TASK. Your answer is a copy of every line in the records where "posted" appears.

INPUT FOR THIS TASK.
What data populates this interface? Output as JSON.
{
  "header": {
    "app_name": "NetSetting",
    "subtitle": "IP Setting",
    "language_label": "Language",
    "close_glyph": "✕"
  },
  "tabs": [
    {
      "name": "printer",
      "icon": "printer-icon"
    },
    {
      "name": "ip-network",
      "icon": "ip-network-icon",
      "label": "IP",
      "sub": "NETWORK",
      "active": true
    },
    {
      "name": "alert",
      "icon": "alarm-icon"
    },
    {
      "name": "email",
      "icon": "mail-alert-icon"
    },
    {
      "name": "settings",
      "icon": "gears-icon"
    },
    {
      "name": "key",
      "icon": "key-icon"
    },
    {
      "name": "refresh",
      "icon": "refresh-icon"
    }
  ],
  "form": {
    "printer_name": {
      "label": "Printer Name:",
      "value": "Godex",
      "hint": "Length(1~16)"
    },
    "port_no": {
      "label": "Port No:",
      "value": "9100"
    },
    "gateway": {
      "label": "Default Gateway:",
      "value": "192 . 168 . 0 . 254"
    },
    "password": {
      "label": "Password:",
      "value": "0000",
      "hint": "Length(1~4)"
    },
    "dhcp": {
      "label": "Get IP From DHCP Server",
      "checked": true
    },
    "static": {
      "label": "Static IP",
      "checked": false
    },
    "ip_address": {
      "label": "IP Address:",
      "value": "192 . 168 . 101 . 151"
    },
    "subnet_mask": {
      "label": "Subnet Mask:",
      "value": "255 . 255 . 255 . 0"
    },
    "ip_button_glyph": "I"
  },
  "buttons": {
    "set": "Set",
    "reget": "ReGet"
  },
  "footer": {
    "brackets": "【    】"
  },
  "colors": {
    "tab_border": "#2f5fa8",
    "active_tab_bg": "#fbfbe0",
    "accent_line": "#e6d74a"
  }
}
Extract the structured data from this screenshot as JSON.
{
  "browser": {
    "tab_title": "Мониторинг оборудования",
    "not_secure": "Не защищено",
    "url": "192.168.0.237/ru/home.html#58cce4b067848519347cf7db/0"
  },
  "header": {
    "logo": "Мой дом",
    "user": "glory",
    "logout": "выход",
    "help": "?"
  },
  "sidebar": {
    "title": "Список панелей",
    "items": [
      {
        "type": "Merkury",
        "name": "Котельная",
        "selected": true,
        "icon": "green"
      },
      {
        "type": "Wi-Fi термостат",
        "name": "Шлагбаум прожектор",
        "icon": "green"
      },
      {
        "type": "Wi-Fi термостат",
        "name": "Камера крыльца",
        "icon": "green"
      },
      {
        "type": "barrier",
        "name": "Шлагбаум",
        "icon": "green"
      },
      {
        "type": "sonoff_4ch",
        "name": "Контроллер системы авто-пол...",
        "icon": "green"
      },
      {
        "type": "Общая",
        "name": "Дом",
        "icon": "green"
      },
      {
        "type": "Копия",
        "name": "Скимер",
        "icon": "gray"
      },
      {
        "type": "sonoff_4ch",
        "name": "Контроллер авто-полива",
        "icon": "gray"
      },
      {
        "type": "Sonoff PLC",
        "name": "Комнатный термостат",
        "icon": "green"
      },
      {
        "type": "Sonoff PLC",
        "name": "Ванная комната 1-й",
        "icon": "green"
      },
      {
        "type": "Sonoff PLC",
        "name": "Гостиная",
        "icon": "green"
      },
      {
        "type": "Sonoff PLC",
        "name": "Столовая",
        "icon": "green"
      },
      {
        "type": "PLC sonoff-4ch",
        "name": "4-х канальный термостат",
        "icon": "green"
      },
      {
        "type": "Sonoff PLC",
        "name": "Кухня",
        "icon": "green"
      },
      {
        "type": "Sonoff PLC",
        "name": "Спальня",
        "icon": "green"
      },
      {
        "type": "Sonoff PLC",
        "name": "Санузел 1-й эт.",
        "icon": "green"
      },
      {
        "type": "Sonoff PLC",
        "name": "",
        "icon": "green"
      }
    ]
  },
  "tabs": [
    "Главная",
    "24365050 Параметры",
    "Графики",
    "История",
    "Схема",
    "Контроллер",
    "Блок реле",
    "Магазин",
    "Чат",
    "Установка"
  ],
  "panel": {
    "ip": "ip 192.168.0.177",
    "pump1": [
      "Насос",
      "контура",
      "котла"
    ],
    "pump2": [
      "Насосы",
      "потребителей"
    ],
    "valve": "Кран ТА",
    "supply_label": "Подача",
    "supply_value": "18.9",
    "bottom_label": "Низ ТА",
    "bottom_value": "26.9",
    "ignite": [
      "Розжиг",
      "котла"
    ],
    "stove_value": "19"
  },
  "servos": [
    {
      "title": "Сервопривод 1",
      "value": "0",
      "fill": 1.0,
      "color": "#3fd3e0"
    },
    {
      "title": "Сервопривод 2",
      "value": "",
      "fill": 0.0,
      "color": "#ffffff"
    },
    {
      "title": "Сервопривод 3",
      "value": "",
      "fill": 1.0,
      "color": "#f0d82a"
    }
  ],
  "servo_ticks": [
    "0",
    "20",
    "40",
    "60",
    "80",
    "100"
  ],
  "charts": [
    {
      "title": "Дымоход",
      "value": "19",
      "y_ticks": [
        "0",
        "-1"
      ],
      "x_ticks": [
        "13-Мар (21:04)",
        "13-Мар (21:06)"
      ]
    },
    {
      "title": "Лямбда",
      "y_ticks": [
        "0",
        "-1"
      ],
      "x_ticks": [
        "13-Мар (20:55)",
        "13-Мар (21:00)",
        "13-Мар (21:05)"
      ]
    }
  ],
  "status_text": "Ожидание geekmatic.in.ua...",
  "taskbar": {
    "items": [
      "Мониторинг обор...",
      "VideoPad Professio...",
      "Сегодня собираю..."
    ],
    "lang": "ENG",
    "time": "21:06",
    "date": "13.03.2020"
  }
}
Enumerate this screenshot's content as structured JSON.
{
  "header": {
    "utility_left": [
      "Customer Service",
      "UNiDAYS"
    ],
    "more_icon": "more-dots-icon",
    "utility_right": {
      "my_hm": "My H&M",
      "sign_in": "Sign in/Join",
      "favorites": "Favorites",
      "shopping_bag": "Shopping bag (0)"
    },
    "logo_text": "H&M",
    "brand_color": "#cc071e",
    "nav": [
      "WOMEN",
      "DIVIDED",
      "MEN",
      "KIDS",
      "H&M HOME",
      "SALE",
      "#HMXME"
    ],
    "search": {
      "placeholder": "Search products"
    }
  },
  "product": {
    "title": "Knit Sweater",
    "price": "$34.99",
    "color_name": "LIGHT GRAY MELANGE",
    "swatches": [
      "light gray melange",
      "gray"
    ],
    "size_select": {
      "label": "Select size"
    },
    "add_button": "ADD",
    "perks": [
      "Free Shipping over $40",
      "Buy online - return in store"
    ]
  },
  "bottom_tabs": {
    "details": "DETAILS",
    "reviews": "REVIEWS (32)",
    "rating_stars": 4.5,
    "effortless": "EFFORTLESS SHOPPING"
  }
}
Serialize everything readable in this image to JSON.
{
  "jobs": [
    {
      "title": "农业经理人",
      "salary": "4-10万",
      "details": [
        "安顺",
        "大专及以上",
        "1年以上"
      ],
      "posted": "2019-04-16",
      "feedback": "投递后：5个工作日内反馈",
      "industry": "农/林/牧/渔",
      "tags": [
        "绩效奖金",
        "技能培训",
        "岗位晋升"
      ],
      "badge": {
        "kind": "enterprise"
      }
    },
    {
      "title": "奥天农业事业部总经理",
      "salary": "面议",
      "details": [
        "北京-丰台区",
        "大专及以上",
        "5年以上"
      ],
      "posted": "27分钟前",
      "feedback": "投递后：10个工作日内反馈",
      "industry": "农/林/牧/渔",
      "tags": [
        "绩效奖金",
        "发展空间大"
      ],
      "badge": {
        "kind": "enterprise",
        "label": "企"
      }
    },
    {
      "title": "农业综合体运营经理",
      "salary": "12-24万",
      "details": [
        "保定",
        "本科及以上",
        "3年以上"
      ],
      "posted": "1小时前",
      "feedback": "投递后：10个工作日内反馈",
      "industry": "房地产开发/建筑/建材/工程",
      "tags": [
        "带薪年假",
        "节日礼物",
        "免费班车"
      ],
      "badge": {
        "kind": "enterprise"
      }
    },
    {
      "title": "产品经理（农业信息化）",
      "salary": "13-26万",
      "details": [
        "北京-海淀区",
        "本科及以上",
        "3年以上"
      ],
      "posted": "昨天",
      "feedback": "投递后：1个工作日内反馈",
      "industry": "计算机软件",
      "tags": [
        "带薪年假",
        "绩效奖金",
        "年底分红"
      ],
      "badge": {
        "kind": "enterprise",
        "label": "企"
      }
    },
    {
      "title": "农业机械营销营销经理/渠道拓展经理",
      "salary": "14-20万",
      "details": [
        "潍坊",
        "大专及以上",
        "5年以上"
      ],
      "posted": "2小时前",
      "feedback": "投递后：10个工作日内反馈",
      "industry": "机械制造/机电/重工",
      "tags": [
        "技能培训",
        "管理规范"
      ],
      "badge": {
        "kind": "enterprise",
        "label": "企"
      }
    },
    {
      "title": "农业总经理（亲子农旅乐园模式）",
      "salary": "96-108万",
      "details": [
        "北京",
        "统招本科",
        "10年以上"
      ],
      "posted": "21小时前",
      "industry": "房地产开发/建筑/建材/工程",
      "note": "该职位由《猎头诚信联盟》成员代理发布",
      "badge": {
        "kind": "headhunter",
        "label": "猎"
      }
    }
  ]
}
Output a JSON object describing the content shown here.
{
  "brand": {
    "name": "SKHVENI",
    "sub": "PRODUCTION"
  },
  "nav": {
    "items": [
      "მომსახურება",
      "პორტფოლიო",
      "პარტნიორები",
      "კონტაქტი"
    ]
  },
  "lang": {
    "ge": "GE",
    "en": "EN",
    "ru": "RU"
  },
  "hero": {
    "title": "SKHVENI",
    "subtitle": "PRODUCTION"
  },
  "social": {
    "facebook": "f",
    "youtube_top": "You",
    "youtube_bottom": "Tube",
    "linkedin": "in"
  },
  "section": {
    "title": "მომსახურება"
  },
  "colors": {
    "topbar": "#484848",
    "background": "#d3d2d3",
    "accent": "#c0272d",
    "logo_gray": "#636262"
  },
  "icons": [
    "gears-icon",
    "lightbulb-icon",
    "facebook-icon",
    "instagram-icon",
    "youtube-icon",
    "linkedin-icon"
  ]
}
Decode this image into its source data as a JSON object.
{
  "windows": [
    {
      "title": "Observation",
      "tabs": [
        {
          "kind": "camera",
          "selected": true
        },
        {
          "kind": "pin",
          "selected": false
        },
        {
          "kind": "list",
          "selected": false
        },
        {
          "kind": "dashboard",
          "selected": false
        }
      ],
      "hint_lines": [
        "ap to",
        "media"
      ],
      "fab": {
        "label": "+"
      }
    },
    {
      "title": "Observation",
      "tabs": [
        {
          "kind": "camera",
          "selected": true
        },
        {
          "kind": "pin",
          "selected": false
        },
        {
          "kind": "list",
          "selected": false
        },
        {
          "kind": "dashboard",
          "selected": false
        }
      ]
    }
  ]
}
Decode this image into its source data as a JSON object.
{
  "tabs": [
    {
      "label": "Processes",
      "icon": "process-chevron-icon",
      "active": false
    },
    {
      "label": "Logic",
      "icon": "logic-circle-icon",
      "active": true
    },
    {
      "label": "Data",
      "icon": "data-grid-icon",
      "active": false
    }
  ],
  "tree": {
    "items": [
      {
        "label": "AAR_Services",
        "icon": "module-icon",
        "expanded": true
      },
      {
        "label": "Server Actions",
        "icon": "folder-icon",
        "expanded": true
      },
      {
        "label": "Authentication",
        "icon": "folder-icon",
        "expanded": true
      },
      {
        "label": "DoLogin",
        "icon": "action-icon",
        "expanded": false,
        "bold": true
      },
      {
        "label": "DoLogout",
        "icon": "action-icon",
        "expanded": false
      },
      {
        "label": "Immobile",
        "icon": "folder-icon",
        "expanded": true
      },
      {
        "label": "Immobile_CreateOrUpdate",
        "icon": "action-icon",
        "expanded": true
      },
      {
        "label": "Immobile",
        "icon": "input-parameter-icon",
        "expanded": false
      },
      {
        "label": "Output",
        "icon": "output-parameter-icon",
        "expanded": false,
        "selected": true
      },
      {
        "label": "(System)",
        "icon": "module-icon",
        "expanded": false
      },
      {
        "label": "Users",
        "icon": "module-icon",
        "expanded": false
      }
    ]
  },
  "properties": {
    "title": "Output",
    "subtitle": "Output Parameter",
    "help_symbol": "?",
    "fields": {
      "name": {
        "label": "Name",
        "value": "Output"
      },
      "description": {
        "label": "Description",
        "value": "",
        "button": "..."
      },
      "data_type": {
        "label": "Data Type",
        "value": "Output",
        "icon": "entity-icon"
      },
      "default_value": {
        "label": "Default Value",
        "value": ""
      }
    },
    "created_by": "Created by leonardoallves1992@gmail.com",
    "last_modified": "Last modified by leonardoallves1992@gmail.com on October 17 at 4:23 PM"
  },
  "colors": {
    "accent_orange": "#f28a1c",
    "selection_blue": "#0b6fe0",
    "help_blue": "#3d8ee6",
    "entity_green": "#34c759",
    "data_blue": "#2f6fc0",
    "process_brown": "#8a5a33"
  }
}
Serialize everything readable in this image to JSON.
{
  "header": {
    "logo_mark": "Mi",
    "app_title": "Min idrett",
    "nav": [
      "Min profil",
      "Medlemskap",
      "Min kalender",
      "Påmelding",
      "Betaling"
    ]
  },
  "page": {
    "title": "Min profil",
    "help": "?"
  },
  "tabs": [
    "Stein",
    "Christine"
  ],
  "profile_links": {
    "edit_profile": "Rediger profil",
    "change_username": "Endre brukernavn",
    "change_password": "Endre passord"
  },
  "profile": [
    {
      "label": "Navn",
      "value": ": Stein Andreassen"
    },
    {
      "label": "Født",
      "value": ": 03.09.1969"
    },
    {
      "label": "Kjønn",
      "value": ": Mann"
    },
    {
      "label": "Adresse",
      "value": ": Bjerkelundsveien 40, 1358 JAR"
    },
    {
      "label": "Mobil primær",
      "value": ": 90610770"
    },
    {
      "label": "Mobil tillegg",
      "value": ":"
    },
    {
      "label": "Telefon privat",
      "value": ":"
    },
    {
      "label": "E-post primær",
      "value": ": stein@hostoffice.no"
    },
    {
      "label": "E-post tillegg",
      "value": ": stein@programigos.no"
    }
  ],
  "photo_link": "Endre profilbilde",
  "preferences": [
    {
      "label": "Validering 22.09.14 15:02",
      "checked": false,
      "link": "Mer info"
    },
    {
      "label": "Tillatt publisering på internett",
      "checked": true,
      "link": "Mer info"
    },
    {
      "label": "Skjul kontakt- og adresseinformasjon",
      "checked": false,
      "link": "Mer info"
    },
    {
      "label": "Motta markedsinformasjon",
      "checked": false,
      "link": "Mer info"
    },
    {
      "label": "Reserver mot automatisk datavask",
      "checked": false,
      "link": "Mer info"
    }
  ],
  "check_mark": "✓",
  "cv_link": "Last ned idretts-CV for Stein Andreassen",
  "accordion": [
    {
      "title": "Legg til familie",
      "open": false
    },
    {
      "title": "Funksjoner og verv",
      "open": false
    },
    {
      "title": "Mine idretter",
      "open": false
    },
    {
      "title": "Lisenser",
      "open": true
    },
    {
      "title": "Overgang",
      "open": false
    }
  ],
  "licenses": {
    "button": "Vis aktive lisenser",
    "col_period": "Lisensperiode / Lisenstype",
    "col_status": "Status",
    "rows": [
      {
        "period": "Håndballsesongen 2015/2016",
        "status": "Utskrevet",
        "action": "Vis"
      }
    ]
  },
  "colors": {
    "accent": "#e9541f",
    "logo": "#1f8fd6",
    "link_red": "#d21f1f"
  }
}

ANSWER SECTION.
      "posted": "2019-04-16",
      "posted": "27分钟前",
      "posted": "1小时前",
      "posted": "昨天",
      "posted": "2小时前",
      "posted": "21小时前",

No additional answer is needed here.